Data records »
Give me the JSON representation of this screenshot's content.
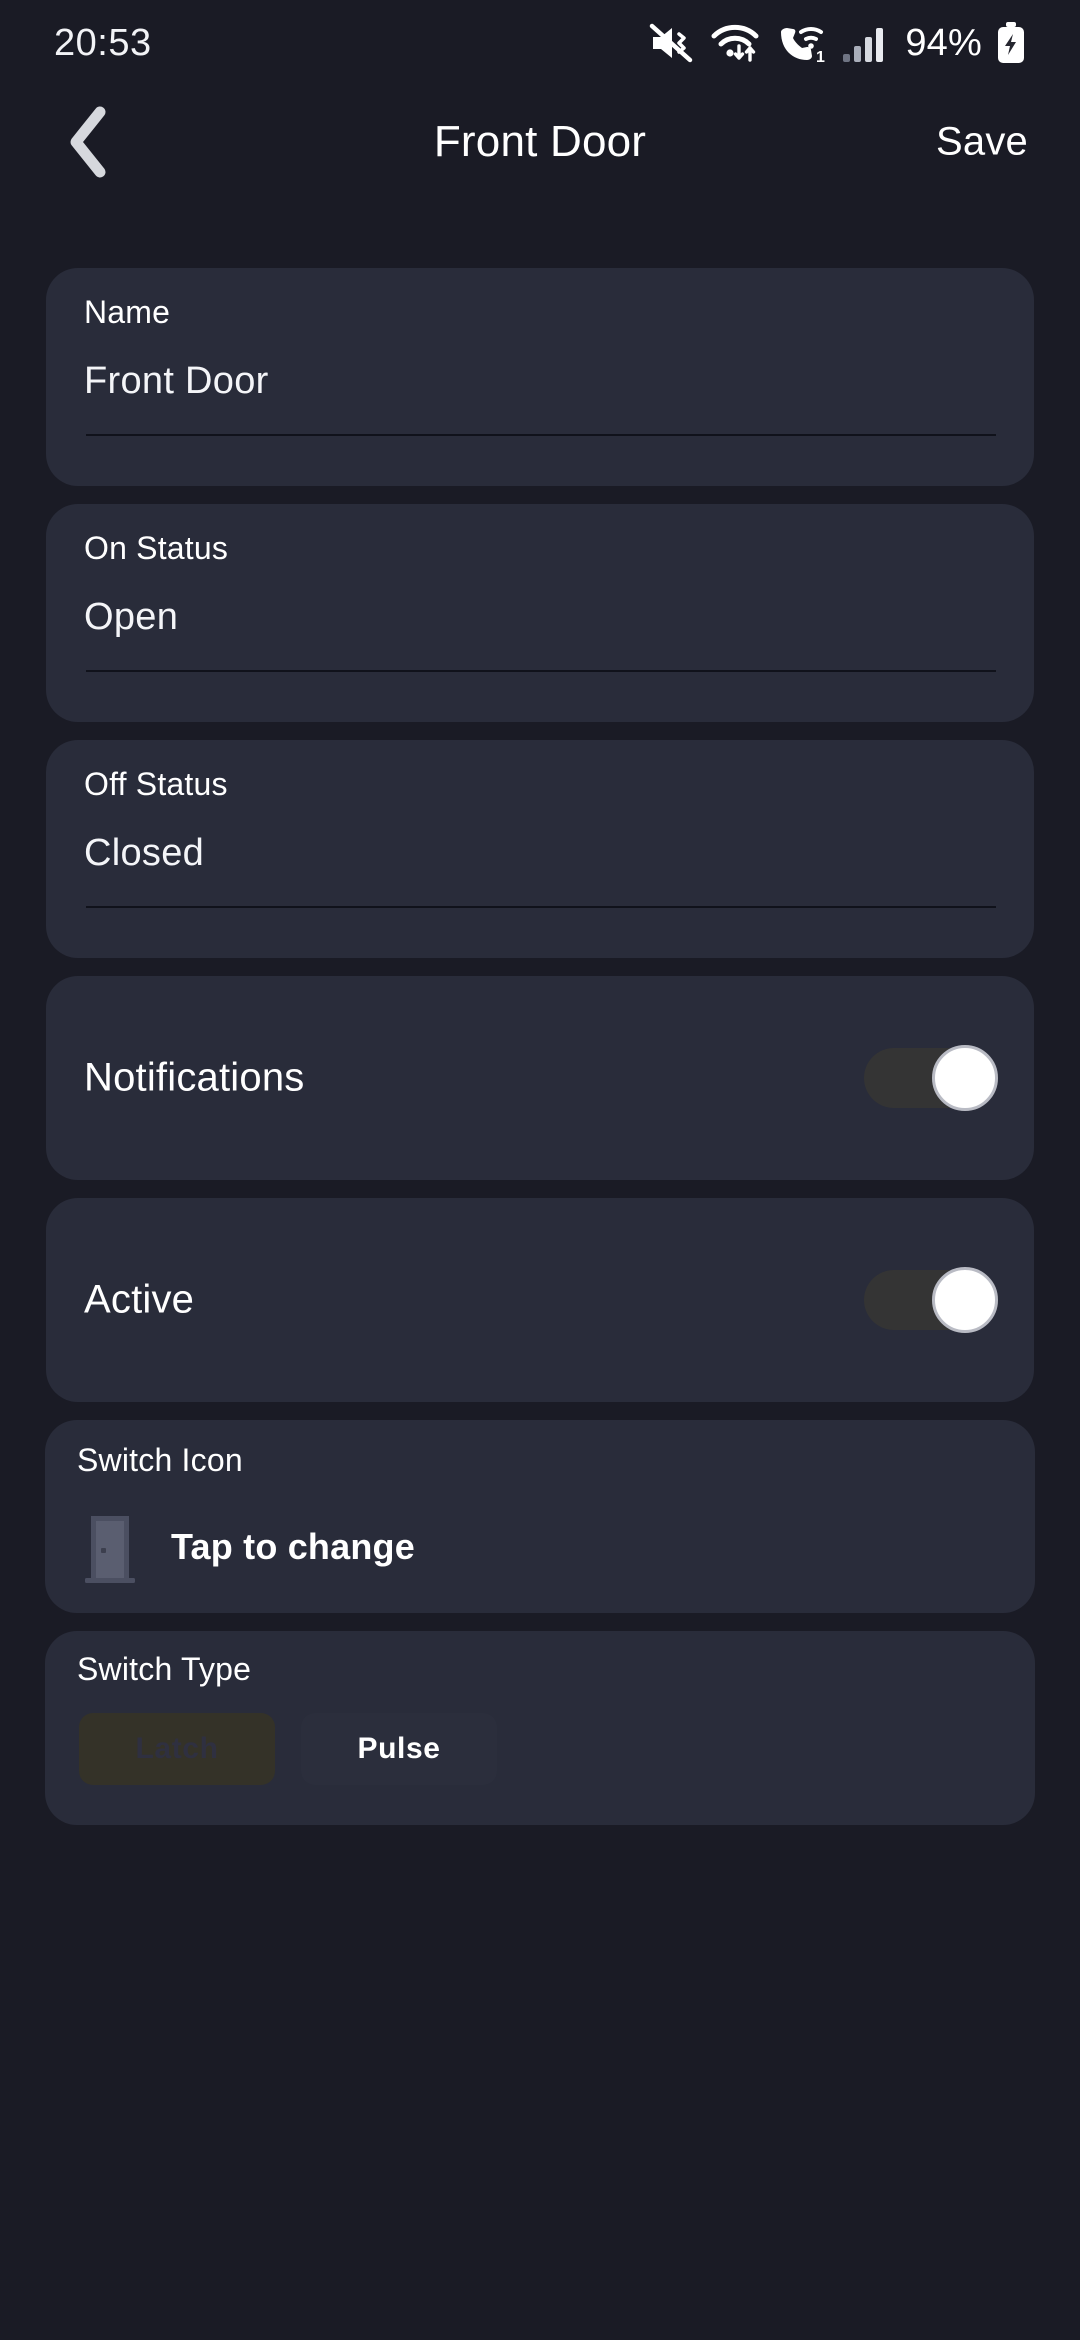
{
  "status_bar": {
    "time": "20:53",
    "battery_percent": "94%",
    "icons": [
      "mute-vibrate-icon",
      "wifi-data-icon",
      "wifi-calling-icon",
      "cellular-signal-icon",
      "battery-charging-icon"
    ]
  },
  "header": {
    "back_icon": "chevron-left-icon",
    "title": "Front Door",
    "save_label": "Save"
  },
  "fields": [
    {
      "label": "Name",
      "value": "Front Door"
    },
    {
      "label": "On Status",
      "value": "Open"
    },
    {
      "label": "Off Status",
      "value": "Closed"
    }
  ],
  "toggles": [
    {
      "label": "Notifications",
      "state": "on"
    },
    {
      "label": "Active",
      "state": "on"
    }
  ],
  "switch_icon": {
    "label": "Switch Icon",
    "icon": "door-icon",
    "hint": "Tap to change"
  },
  "switch_type": {
    "label": "Switch Type",
    "options": [
      {
        "label": "Latch",
        "selected": false,
        "disabled": true
      },
      {
        "label": "Pulse",
        "selected": true,
        "disabled": false
      }
    ]
  },
  "colors": {
    "page_background": "#1a1b25",
    "card_background": "#292c3a",
    "text_primary": "#ffffff",
    "toggle_track": "#343434",
    "toggle_thumb": "#ffffff",
    "latch_background": "#343228",
    "door_icon": "#5a5e70"
  }
}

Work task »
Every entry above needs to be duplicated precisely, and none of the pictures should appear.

Answer to the exercise »
Give me the JSON representation of this screenshot's content.
{
  "status_bar": {
    "time": "20:53",
    "battery_percent": "94%",
    "icons": [
      "mute-vibrate-icon",
      "wifi-data-icon",
      "wifi-calling-icon",
      "cellular-signal-icon",
      "battery-charging-icon"
    ]
  },
  "header": {
    "back_icon": "chevron-left-icon",
    "title": "Front Door",
    "save_label": "Save"
  },
  "fields": [
    {
      "label": "Name",
      "value": "Front Door"
    },
    {
      "label": "On Status",
      "value": "Open"
    },
    {
      "label": "Off Status",
      "value": "Closed"
    }
  ],
  "toggles": [
    {
      "label": "Notifications",
      "state": "on"
    },
    {
      "label": "Active",
      "state": "on"
    }
  ],
  "switch_icon": {
    "label": "Switch Icon",
    "icon": "door-icon",
    "hint": "Tap to change"
  },
  "switch_type": {
    "label": "Switch Type",
    "options": [
      {
        "label": "Latch",
        "selected": false,
        "disabled": true
      },
      {
        "label": "Pulse",
        "selected": true,
        "disabled": false
      }
    ]
  },
  "colors": {
    "page_background": "#1a1b25",
    "card_background": "#292c3a",
    "text_primary": "#ffffff",
    "toggle_track": "#343434",
    "toggle_thumb": "#ffffff",
    "latch_background": "#343228",
    "door_icon": "#5a5e70"
  }
}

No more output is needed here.